= Dataset items =
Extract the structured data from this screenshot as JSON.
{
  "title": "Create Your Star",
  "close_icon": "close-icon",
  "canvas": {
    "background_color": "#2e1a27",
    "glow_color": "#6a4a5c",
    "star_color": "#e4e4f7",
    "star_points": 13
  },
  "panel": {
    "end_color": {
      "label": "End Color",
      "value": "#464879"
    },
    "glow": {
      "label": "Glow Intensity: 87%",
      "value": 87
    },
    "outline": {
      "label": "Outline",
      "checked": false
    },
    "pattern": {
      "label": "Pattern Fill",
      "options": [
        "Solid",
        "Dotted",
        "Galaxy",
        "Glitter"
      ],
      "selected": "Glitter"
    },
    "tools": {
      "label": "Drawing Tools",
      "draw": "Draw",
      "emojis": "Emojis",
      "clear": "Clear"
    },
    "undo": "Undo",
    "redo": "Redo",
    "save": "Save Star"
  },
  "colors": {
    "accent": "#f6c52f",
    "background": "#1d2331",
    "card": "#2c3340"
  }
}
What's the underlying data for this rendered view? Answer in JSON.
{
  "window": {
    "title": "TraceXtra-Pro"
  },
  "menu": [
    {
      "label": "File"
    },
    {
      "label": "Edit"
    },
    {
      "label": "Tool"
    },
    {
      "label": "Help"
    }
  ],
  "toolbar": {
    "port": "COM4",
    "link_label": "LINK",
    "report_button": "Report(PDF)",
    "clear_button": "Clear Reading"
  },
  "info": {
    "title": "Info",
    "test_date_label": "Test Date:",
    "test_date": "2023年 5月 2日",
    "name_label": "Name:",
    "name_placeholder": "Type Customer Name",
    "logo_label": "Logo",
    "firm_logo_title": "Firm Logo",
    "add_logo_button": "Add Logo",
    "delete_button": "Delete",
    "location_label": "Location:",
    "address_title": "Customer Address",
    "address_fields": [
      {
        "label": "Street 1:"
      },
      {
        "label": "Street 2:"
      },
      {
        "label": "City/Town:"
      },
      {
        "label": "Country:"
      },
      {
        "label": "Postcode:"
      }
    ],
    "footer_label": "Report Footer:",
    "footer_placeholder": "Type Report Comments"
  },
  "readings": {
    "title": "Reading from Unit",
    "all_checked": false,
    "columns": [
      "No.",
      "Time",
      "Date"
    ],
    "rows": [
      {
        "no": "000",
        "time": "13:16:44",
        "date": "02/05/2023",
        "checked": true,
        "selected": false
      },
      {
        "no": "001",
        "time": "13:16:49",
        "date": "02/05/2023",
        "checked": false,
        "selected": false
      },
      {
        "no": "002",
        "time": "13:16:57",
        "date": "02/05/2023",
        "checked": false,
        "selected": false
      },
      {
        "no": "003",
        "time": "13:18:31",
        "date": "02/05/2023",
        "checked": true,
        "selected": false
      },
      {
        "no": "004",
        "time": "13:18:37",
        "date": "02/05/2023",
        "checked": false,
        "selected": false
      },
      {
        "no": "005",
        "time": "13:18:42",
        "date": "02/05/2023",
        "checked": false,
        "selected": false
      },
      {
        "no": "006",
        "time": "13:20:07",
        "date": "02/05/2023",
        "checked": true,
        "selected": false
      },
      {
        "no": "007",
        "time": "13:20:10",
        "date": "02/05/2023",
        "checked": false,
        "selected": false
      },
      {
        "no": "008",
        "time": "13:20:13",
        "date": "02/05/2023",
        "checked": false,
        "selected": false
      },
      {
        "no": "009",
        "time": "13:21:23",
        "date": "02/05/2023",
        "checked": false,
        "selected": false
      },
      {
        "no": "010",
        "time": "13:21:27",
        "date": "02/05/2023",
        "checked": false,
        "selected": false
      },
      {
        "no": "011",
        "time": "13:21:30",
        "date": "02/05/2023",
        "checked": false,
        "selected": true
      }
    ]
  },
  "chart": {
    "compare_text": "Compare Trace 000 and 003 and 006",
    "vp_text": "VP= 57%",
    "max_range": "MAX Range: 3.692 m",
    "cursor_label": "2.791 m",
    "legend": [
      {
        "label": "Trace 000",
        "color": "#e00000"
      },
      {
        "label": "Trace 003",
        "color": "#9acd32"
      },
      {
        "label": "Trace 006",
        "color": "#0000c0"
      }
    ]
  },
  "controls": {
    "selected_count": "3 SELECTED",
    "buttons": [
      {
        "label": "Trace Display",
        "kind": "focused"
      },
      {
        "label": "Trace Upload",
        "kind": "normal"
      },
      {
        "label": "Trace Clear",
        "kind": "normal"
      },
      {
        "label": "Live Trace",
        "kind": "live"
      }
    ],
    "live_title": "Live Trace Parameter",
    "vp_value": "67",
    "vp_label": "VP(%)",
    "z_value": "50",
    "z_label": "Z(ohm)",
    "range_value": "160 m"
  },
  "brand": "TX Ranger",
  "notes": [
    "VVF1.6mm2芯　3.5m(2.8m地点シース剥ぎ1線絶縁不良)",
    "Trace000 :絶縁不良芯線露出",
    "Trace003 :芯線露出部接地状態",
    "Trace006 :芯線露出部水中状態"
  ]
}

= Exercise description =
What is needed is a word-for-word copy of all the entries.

= Task result =
Extract the structured data from this screenshot as JSON.
{
  "title": "Create Your Star",
  "close_icon": "close-icon",
  "canvas": {
    "background_color": "#2e1a27",
    "glow_color": "#6a4a5c",
    "star_color": "#e4e4f7",
    "star_points": 13
  },
  "panel": {
    "end_color": {
      "label": "End Color",
      "value": "#464879"
    },
    "glow": {
      "label": "Glow Intensity: 87%",
      "value": 87
    },
    "outline": {
      "label": "Outline",
      "checked": false
    },
    "pattern": {
      "label": "Pattern Fill",
      "options": [
        "Solid",
        "Dotted",
        "Galaxy",
        "Glitter"
      ],
      "selected": "Glitter"
    },
    "tools": {
      "label": "Drawing Tools",
      "draw": "Draw",
      "emojis": "Emojis",
      "clear": "Clear"
    },
    "undo": "Undo",
    "redo": "Redo",
    "save": "Save Star"
  },
  "colors": {
    "accent": "#f6c52f",
    "background": "#1d2331",
    "card": "#2c3340"
  }
}
What's the underlying data for this rendered view? Answer in JSON.
{
  "window": {
    "title": "TraceXtra-Pro"
  },
  "menu": [
    {
      "label": "File"
    },
    {
      "label": "Edit"
    },
    {
      "label": "Tool"
    },
    {
      "label": "Help"
    }
  ],
  "toolbar": {
    "port": "COM4",
    "link_label": "LINK",
    "report_button": "Report(PDF)",
    "clear_button": "Clear Reading"
  },
  "info": {
    "title": "Info",
    "test_date_label": "Test Date:",
    "test_date": "2023年 5月 2日",
    "name_label": "Name:",
    "name_placeholder": "Type Customer Name",
    "logo_label": "Logo",
    "firm_logo_title": "Firm Logo",
    "add_logo_button": "Add Logo",
    "delete_button": "Delete",
    "location_label": "Location:",
    "address_title": "Customer Address",
    "address_fields": [
      {
        "label": "Street 1:"
      },
      {
        "label": "Street 2:"
      },
      {
        "label": "City/Town:"
      },
      {
        "label": "Country:"
      },
      {
        "label": "Postcode:"
      }
    ],
    "footer_label": "Report Footer:",
    "footer_placeholder": "Type Report Comments"
  },
  "readings": {
    "title": "Reading from Unit",
    "all_checked": false,
    "columns": [
      "No.",
      "Time",
      "Date"
    ],
    "rows": [
      {
        "no": "000",
        "time": "13:16:44",
        "date": "02/05/2023",
        "checked": true,
        "selected": false
      },
      {
        "no": "001",
        "time": "13:16:49",
        "date": "02/05/2023",
        "checked": false,
        "selected": false
      },
      {
        "no": "002",
        "time": "13:16:57",
        "date": "02/05/2023",
        "checked": false,
        "selected": false
      },
      {
        "no": "003",
        "time": "13:18:31",
        "date": "02/05/2023",
        "checked": true,
        "selected": false
      },
      {
        "no": "004",
        "time": "13:18:37",
        "date": "02/05/2023",
        "checked": false,
        "selected": false
      },
      {
        "no": "005",
        "time": "13:18:42",
        "date": "02/05/2023",
        "checked": false,
        "selected": false
      },
      {
        "no": "006",
        "time": "13:20:07",
        "date": "02/05/2023",
        "checked": true,
        "selected": false
      },
      {
        "no": "007",
        "time": "13:20:10",
        "date": "02/05/2023",
        "checked": false,
        "selected": false
      },
      {
        "no": "008",
        "time": "13:20:13",
        "date": "02/05/2023",
        "checked": false,
        "selected": false
      },
      {
        "no": "009",
        "time": "13:21:23",
        "date": "02/05/2023",
        "checked": false,
        "selected": false
      },
      {
        "no": "010",
        "time": "13:21:27",
        "date": "02/05/2023",
        "checked": false,
        "selected": false
      },
      {
        "no": "011",
        "time": "13:21:30",
        "date": "02/05/2023",
        "checked": false,
        "selected": true
      }
    ]
  },
  "chart": {
    "compare_text": "Compare Trace 000 and 003 and 006",
    "vp_text": "VP= 57%",
    "max_range": "MAX Range: 3.692 m",
    "cursor_label": "2.791 m",
    "legend": [
      {
        "label": "Trace 000",
        "color": "#e00000"
      },
      {
        "label": "Trace 003",
        "color": "#9acd32"
      },
      {
        "label": "Trace 006",
        "color": "#0000c0"
      }
    ]
  },
  "controls": {
    "selected_count": "3 SELECTED",
    "buttons": [
      {
        "label": "Trace Display",
        "kind": "focused"
      },
      {
        "label": "Trace Upload",
        "kind": "normal"
      },
      {
        "label": "Trace Clear",
        "kind": "normal"
      },
      {
        "label": "Live Trace",
        "kind": "live"
      }
    ],
    "live_title": "Live Trace Parameter",
    "vp_value": "67",
    "vp_label": "VP(%)",
    "z_value": "50",
    "z_label": "Z(ohm)",
    "range_value": "160 m"
  },
  "brand": "TX Ranger",
  "notes": [
    "VVF1.6mm2芯　3.5m(2.8m地点シース剥ぎ1線絶縁不良)",
    "Trace000 :絶縁不良芯線露出",
    "Trace003 :芯線露出部接地状態",
    "Trace006 :芯線露出部水中状態"
  ]
}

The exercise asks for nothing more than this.